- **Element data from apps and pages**
□ □ □ □

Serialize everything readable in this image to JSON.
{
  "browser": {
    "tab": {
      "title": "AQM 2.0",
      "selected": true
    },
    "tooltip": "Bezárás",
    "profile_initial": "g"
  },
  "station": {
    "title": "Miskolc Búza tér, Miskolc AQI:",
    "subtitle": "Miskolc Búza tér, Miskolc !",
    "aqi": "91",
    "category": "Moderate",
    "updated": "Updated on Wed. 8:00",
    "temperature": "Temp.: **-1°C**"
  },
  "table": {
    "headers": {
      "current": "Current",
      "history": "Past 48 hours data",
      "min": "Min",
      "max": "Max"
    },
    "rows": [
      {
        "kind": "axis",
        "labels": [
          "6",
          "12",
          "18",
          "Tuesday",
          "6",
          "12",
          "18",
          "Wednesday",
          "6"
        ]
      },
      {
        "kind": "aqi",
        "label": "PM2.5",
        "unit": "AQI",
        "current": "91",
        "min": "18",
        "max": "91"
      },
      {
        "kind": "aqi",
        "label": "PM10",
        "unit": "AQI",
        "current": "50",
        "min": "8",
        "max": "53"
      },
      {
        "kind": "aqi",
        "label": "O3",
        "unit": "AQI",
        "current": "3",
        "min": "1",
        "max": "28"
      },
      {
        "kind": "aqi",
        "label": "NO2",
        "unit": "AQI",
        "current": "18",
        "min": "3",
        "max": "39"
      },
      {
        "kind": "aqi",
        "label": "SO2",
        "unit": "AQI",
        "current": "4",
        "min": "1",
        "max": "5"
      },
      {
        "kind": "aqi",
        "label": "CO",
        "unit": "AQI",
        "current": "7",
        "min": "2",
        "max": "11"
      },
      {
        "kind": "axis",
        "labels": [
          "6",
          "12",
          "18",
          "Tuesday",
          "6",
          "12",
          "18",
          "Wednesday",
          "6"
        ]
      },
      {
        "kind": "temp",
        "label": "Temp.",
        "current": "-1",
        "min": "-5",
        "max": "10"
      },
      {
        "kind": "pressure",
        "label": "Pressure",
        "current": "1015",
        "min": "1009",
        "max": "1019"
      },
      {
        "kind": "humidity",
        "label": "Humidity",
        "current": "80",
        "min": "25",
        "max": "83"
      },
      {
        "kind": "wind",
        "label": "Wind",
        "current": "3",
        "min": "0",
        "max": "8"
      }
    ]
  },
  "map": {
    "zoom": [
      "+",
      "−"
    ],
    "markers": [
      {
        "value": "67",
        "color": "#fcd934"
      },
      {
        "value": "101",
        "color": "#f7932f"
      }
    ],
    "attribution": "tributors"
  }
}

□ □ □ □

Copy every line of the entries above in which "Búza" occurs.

    "title": "Miskolc Búza tér, Miskolc AQI:",
    "subtitle": "Miskolc Búza tér, Miskolc !",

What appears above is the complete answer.